Search term "name": please copy every line of the records below that contains it.

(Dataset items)
--*--

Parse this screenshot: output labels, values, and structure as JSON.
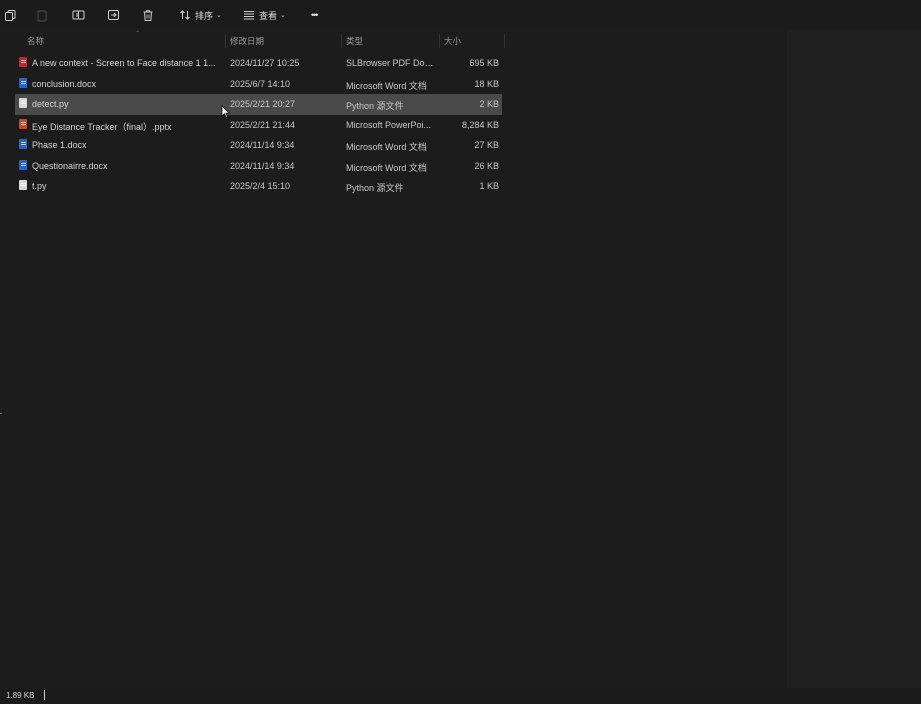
{
  "toolbar": {
    "sort_label": "排序",
    "view_label": "查看",
    "more_label": "•••",
    "caret": "⌄"
  },
  "columns": {
    "name": "名称",
    "date": "修改日期",
    "type": "类型",
    "size": "大小"
  },
  "files": [
    {
      "name": "A new context - Screen to Face distance 1 1...",
      "date": "2024/11/27 10:25",
      "type": "SLBrowser PDF Doc...",
      "size": "695 KB",
      "icon": "pdf-file-icon",
      "icon_color": "#c4262e"
    },
    {
      "name": "conclusion.docx",
      "date": "2025/6/7 14:10",
      "type": "Microsoft Word 文档",
      "size": "18 KB",
      "icon": "word-file-icon",
      "icon_color": "#2b63c6"
    },
    {
      "name": "detect.py",
      "date": "2025/2/21 20:27",
      "type": "Python 源文件",
      "size": "2 KB",
      "icon": "python-file-icon",
      "icon_color": "#d9d9d9",
      "selected": true
    },
    {
      "name": "Eye Distance Tracker（final）.pptx",
      "date": "2025/2/21 21:44",
      "type": "Microsoft PowerPoi...",
      "size": "8,284 KB",
      "icon": "powerpoint-file-icon",
      "icon_color": "#c8482b"
    },
    {
      "name": "Phase 1.docx",
      "date": "2024/11/14 9:34",
      "type": "Microsoft Word 文档",
      "size": "27 KB",
      "icon": "word-file-icon",
      "icon_color": "#2b63c6"
    },
    {
      "name": "Questionairre.docx",
      "date": "2024/11/14 9:34",
      "type": "Microsoft Word 文档",
      "size": "26 KB",
      "icon": "word-file-icon",
      "icon_color": "#2b63c6"
    },
    {
      "name": "t.py",
      "date": "2025/2/4 15:10",
      "type": "Python 源文件",
      "size": "1 KB",
      "icon": "python-file-icon",
      "icon_color": "#d9d9d9"
    }
  ],
  "status": {
    "selection_size": "1.89 KB"
  }
}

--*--

Answer section =
    "name": "名称",
      "name": "A new context - Screen to Face distance 1 1...",
      "name": "conclusion.docx",
      "name": "detect.py",
      "name": "Eye Distance Tracker（final）.pptx",
      "name": "Phase 1.docx",
      "name": "Questionairre.docx",
      "name": "t.py",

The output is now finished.